Predictably, Ortiz suffered from addiction and was diagnosed as Opioid Dependent on June 14, 2017, as confirmed in the facility chart. By this time, Ortiz could only walk a few steps and was dependent upon a walker or wheelchair.
In September 2017, Ortiz experienced a significant change of condition and her breathing difficulties progressively worsened. When she requested to be transferred to a hospital, facility staff allegedly refused. It was only when Ortiz’s daughter confronted staff regarding her respiratory conditions and risk factors, did facility staff transfer Ortiz to the hospital. By this time, Ortiz had blood in her sputum.
When Ortiz arrived at the hospital, she was diagnosed with pneumonia. In addition, Ortiz had contracted Methicillin-resistant Staphylococcus aureus on her arms, legs and lips.
In January 2018, Ortiz was weaned off her pain medications. During this time, her personality changed completely and she became very depressed. Because Ortiz was having difficulty with pain management, her daughter took her to a medication management specialist. After a couple of weeks, Ortiz’s condition improved before she again started falling and having memory issues.
On March 4, 2018, Ortiz suffered a fall in the facility, fracturing her pelvis. This same week, Ortiz had already suffered three prior falls. She was taken to Good Samaritan Hospital in San Jose. Extreme bruising was present upon arrival on her face, arm and hip. After receiving four days of treatment, Ortiz was returned to the facility.
In April 2018, a friend of Ortiz named “Lisa” came to visit her at the facility. After finding Ortiz lethargic and her oxygen level at 80, she notified Ortiz’s daughter, who was out of town at the time. The following day, at approximately 10:00 pm, the facility called Ortiz’s daughter notifying her that they had called 911 and made the decision to send Ortiz to Kaiser Hospital.
Upon arrival to Kaiser Hospital, Ortiz was in cardiac arrest. By this time, Ortiz had been placed on Do Not Resuscitate status. Unfortunately, the facility unsafely and disorderly discharged Ortiz, and as a result, the multiple resuscitation attempts were made until Ortiz was revived.

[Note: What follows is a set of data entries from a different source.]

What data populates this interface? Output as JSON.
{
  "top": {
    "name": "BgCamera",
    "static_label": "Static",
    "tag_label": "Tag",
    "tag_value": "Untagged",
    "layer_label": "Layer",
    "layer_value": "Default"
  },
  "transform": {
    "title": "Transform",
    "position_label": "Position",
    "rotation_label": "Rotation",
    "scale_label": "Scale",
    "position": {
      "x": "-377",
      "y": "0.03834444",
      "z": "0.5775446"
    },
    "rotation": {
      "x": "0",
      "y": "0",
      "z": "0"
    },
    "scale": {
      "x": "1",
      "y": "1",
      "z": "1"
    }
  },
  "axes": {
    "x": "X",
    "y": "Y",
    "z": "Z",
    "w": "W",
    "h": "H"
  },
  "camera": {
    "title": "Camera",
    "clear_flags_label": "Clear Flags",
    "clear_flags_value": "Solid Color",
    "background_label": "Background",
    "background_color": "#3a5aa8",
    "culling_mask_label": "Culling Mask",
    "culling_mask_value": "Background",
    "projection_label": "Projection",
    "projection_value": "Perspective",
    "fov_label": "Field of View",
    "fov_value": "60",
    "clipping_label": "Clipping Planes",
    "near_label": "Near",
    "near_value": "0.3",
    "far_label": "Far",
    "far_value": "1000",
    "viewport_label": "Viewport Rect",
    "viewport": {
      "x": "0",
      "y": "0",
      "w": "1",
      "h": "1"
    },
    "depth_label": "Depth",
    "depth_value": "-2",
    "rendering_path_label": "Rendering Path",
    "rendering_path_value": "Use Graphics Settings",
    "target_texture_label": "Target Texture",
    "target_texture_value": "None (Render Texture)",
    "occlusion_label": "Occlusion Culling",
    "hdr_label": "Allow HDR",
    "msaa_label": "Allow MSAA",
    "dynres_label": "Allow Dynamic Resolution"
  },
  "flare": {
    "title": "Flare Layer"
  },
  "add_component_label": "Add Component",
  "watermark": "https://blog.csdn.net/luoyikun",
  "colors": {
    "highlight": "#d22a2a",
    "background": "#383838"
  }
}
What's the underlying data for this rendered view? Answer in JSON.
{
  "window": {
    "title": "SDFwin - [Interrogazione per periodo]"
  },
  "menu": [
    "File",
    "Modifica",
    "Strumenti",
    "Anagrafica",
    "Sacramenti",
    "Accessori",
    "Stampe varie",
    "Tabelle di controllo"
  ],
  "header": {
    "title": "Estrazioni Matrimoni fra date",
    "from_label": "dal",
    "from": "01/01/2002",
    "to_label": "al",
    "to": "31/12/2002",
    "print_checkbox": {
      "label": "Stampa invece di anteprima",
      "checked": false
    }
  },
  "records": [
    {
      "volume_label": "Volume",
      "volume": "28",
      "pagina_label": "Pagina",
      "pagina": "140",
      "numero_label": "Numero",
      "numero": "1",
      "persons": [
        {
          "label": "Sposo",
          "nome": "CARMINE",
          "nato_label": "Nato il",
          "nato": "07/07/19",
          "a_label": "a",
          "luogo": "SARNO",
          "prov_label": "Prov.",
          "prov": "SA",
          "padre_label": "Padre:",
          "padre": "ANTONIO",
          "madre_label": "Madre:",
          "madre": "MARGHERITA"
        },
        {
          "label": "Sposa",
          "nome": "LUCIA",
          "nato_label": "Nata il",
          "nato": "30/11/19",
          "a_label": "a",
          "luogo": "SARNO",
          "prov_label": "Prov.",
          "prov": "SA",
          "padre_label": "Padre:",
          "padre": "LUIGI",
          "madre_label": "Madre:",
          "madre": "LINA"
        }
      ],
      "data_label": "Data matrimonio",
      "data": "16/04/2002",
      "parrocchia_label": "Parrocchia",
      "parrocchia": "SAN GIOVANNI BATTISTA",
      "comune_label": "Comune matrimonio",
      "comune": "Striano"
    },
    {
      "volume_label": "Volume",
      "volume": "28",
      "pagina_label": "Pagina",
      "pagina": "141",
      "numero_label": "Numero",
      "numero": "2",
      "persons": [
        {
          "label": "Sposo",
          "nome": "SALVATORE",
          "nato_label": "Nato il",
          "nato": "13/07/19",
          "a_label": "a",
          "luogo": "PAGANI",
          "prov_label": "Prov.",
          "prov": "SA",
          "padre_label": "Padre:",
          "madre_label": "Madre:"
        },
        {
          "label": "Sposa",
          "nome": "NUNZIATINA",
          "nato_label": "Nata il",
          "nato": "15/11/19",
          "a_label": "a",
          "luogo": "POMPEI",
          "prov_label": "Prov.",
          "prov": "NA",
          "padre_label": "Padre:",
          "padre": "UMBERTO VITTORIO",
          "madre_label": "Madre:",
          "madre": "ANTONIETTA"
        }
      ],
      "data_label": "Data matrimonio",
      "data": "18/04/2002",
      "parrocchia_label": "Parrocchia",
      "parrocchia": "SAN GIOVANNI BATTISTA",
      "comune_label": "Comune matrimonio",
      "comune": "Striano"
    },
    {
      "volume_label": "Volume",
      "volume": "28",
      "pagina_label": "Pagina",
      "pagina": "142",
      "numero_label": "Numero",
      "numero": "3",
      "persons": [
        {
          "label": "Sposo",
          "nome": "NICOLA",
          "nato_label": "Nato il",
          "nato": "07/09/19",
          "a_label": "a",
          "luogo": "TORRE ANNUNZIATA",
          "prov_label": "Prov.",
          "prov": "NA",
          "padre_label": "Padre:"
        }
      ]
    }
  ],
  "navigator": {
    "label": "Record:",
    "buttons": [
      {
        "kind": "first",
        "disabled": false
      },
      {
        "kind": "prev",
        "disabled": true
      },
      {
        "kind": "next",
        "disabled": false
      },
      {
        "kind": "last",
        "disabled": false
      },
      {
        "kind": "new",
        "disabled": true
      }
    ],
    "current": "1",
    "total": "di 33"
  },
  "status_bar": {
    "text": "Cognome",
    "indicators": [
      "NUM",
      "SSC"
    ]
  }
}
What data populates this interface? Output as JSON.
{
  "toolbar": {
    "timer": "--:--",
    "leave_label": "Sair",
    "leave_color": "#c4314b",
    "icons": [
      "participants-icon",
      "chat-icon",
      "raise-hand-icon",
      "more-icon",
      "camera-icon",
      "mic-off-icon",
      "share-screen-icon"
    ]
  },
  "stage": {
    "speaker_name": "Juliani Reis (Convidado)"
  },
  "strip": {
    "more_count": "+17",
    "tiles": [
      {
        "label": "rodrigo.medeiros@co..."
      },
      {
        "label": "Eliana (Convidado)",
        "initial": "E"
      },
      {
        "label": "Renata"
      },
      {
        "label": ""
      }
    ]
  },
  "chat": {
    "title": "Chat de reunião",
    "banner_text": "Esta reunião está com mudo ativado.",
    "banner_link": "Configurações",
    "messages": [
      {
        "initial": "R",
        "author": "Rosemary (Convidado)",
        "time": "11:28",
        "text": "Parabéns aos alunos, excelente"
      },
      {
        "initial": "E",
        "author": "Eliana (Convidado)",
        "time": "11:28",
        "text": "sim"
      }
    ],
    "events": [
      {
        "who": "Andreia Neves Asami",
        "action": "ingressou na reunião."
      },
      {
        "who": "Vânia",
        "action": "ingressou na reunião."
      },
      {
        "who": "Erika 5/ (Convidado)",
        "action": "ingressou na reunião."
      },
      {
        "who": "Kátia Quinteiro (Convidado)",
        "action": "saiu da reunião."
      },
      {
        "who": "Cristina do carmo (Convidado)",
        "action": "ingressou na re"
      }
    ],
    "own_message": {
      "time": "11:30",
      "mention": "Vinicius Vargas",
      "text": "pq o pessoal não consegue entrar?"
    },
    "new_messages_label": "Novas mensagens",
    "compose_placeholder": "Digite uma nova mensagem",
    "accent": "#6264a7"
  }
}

On April 8, 2018, Ortiz was found by her daughter non-responsive with noticeably unusual behaviors. Several hours later, at approximately 6:00 p.m., Ortiz starting having spasms. Her arms were flailing all over the place and her face was twitching. At approximately 10:30 p.m. that same night, Ortiz passed away.
It’s alleged Stephen Hooker (Administrator), Phillip A. Greene (Administrator), Mildred Canlas (Director of Nursing) and many other facility staff, including certified nursing assistants, registered nurses and licensed vocational nurses, were unfit to perform their job duties. This unfitness created a risk to elder and infirm residents of the facility, including Ortiz.